*EXERCISE PROMPT:* Filter the records below for the word "registro". Keep each line that has it.
============
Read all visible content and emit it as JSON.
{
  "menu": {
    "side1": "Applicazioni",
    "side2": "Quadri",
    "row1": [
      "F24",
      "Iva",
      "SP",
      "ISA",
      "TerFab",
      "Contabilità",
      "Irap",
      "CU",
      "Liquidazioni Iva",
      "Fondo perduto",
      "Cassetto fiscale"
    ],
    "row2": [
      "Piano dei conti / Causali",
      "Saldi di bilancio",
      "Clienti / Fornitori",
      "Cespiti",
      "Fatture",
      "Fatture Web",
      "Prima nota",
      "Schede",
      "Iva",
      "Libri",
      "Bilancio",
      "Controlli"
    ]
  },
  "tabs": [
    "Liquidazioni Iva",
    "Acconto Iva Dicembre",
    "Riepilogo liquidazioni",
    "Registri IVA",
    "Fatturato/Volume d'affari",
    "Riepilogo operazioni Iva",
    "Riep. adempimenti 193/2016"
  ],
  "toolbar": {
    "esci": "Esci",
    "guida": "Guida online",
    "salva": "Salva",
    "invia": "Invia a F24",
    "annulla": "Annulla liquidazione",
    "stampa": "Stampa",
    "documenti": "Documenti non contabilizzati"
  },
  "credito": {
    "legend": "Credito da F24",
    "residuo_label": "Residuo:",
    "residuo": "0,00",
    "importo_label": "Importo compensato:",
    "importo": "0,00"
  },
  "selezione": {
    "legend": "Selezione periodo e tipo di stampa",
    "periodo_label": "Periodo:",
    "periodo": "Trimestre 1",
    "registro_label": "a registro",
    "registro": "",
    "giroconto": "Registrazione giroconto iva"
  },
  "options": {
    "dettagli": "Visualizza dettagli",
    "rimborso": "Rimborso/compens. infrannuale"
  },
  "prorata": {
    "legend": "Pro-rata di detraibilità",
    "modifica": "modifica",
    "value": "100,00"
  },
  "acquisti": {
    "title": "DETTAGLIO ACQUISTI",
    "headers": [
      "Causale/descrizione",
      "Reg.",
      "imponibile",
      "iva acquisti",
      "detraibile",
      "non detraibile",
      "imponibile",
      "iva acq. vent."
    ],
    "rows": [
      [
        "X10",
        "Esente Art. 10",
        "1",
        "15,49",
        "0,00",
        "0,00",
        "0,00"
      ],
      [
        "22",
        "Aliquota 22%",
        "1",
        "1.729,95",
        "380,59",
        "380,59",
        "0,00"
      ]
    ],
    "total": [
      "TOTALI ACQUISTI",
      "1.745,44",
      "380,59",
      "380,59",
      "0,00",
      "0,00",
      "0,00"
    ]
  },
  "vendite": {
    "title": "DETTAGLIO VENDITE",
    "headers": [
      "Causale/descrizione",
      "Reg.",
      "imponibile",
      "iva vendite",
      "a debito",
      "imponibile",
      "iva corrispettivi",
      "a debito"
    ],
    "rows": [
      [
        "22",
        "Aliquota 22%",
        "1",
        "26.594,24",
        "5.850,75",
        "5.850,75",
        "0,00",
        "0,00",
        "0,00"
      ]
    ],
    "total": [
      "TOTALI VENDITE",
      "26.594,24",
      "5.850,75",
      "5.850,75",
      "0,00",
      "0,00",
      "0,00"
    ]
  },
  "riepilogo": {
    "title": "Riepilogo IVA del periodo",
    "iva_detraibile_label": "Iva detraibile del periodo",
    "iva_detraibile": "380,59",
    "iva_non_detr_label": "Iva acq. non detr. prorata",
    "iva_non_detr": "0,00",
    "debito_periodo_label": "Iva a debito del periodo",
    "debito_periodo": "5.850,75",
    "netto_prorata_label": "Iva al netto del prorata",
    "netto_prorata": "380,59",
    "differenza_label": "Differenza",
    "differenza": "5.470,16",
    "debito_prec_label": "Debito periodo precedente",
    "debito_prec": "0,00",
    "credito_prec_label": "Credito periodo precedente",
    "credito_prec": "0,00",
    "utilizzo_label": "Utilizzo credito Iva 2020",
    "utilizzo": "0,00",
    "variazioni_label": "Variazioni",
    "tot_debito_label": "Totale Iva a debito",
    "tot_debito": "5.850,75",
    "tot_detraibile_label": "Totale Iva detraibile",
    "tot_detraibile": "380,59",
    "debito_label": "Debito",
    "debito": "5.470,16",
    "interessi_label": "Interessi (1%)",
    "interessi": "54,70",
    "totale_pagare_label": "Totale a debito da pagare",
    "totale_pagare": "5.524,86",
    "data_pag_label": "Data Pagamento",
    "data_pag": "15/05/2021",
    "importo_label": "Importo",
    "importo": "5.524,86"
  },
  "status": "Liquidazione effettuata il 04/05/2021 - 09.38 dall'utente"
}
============
*WRITTEN RESPONSE:*
    "registro_label": "a registro",
    "registro": "",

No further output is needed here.